When the Velux 5 Oceans fleet sailed out of Uruguay in March, Zbigniew Gutkowski had to like his chances.
The Polish skipper had finished second in each of the first three legs of the around-the-world race, a feat he managed while overcoming a series of boat problems and even a head injury when he hit it on the autopilot.
In the third leg, he was looking at a third-place finish, but at the last second managed to slip by British skipper Chris Stanmore-Major, beating him by 40 seconds -- the closest finish in the history of the 30-year-old race.
"Chris was making the victory sign when I slipped by," Gutkowski remembered with a laugh last week.

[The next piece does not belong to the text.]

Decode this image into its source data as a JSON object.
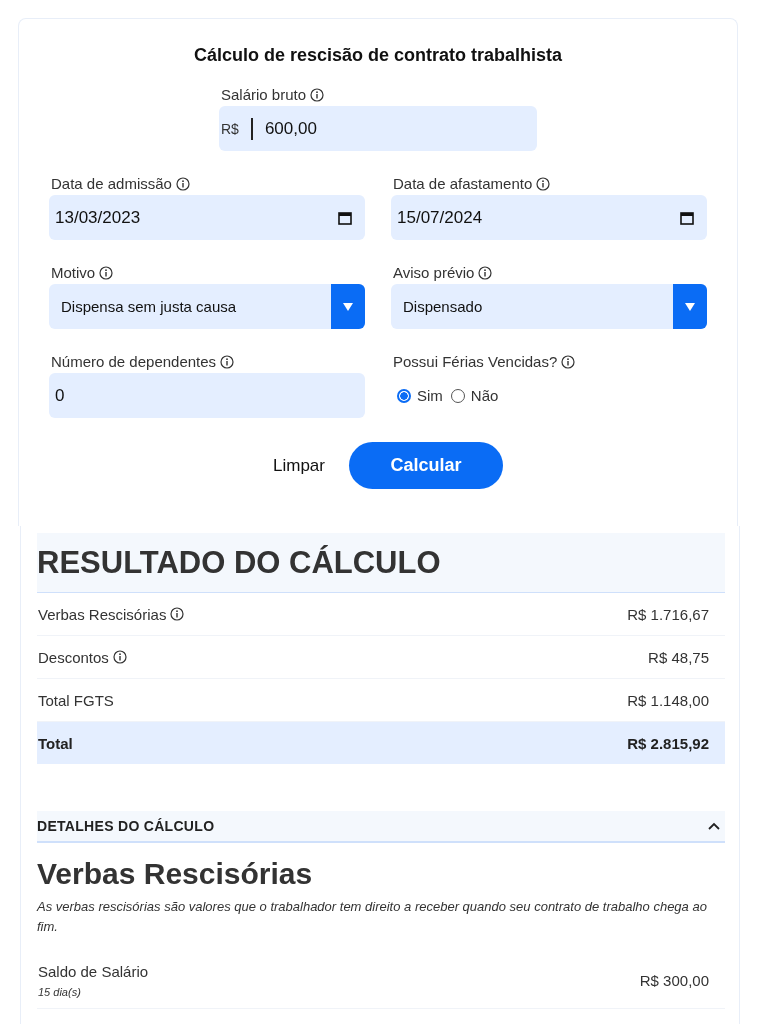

So going into the fourth leg, Gutek -- as his friends call him -- was not only poised to become the first Polish skipper to race solo around the world, he had the points to challenge Charleston skipper Brad Van Liew for first place.
But then everything went wrong.
Shortly after setting sail for Charleston, the alternator on his yacht, Operon Racing, conked out, his bowsprit cracked and Gutkowski injured himself in a nasty fall on deck. He worked through these problems with the same determination his competitors had come to respect and fear. But then Operon Racing's forestay broke.
Without the forestay supporting the mast, Gutkowski had no choice but to turn around and find a port to make repairs, taking himself out of contention for the leg, and perhaps the race. He had been racing for days with one broken rib and another one that was cracked.
Gutkowski sailed into Fortaleza, Brazil, the same port where he had stopped 10 years earlier with boat problems and injuries during another race. Same city, same problems, different year.
Sitting at Seabreeze Marina after the 11-day layover in the middle of a grueling 38-day journey, Gutkowski managed to laugh about history repeating itself.
"Next time, I have to go around another way," he said.
Gutkowski has proven that nothing much is going to stop him. The 36-year-old native of Gdansk, Poland has been sailing since he was 10, a stint that included a long tenure on the Polish national sailing team, representing his country in dinghy races between 1987 and 1995. He was an Olympics sailor.
In 2000, he competed in The Race -- a non-stop around-the-world race for multihulls. Later, he attempted to break the record for monohull circumnavigation, but boat damage in the Indian Ocean put an end to the quest.
He got into the Velux 5 Oceans race late and even though his boat has an impressive resume -- winning the 1992-93 Vendee Globe, a non-stop single-handed race around the world -- he had little time to prepare it. That has manifested itself in his various mechanical problems, which included a broken auto-pilot earlier in the race.
Race Director David Adams said Gutkowski's competitive spirit has put a tremendous strain on his boat and his body -- and it shows.
"Gutek has got where he is by sheer force of character," Adams said. "He wants to achieve what he wants to achieve."
Van Liew said as a result of that drive, he never once worried that Gutkowski would drop out of the race as a result of his pit stop in Brazil.
"He's not a quitter," Van Liew said. "He's a special guy, and he just pushes his boat and himself hard."
Gutkowski said even with only a week to prepare, he'll be ready to race again on Saturday. As for the setbacks, that's sailing.
"I'm really happy being in the race," he said. "The boat is really old, but the hull is strong. Everybody has boat problems. Without any breakages, we'd probably be doing excellent."
The fleet sets out for the finish line in La Rochelle, France on May 14. Gutkowski goes into the last leg of the race tied with Canadian skipper Derek Hatfield for second place. But he knows there is more at stake than podium position. If Van Liew doesn't finish the leg, Gutkowski has a chance to win.
Don't think a competitive guy like Gutek hasn't already thought of that.